How to complete this task:
This exercise calls for every line of the data below with the string "Address" in it.

Data records:
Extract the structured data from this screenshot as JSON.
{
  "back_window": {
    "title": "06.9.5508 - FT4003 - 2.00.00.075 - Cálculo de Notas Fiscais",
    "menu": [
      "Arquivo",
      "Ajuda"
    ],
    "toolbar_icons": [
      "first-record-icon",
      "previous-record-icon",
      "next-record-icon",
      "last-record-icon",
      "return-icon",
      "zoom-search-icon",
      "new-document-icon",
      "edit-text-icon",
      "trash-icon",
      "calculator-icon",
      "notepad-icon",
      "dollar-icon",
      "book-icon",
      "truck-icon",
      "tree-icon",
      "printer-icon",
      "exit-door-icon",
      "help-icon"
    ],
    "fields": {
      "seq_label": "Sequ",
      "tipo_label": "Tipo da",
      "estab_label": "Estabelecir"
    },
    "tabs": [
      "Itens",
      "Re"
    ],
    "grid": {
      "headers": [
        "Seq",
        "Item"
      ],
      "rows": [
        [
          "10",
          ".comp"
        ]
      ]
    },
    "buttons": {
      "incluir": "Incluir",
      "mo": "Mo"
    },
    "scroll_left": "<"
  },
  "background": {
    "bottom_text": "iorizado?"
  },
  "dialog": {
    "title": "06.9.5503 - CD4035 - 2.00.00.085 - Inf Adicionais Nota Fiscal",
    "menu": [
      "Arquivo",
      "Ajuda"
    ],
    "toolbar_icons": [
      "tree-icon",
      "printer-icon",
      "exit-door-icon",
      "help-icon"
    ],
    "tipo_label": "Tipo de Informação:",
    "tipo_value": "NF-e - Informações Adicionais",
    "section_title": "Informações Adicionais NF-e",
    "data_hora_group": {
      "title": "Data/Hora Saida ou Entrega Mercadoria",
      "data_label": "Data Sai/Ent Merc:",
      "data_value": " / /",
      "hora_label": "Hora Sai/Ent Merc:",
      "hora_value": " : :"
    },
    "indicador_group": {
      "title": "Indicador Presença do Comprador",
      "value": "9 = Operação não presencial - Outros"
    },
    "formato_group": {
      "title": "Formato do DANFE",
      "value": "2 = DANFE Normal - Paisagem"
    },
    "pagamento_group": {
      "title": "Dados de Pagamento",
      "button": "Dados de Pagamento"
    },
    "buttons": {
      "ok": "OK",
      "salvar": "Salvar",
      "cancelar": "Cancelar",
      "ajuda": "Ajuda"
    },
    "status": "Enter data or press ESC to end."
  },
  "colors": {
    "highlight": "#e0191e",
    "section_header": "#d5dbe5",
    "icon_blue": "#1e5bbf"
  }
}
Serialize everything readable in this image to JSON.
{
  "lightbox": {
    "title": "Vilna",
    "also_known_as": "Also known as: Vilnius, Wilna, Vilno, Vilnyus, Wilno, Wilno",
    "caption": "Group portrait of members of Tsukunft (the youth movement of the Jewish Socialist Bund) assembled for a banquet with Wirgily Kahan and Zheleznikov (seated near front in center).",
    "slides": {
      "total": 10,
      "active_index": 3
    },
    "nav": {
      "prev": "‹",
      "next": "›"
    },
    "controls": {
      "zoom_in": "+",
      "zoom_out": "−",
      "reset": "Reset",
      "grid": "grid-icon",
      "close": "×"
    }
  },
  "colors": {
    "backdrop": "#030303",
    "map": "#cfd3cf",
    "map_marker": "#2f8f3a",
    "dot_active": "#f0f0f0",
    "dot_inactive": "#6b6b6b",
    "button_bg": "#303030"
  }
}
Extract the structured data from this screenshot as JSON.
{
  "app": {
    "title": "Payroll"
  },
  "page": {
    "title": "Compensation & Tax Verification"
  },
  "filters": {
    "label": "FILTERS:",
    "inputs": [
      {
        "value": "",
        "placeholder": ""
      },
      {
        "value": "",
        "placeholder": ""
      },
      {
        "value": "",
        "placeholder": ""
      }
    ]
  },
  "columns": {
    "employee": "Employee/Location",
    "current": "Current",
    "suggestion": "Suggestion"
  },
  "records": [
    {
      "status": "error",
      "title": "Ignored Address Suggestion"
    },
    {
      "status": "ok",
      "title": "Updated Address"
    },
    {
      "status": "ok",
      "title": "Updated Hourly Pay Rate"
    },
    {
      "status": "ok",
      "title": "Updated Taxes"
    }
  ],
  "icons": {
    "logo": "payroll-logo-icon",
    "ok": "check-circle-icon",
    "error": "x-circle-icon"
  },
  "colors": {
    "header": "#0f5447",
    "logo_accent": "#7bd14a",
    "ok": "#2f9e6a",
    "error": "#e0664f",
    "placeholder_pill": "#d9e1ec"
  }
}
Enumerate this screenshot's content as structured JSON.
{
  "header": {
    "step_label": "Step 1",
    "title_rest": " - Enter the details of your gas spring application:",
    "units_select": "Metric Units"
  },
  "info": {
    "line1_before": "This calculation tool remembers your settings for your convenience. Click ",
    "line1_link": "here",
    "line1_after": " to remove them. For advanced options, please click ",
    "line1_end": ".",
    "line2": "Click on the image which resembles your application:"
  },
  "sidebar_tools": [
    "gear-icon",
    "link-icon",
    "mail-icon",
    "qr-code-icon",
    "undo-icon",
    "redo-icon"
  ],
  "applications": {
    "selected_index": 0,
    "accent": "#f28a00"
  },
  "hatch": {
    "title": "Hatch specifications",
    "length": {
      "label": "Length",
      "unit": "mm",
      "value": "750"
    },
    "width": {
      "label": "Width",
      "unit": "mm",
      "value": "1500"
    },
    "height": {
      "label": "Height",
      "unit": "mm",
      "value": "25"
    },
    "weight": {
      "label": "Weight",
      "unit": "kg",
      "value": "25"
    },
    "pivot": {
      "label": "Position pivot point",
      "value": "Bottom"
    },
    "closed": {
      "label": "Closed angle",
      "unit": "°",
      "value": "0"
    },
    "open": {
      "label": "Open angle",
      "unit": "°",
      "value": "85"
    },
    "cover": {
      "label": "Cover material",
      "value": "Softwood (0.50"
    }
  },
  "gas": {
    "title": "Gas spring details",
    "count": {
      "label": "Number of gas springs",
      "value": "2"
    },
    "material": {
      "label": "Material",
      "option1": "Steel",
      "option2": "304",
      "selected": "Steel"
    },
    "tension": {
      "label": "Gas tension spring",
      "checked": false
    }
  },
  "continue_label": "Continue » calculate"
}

Response to the exercise:
      "title": "Ignored Address Suggestion"
      "title": "Updated Address"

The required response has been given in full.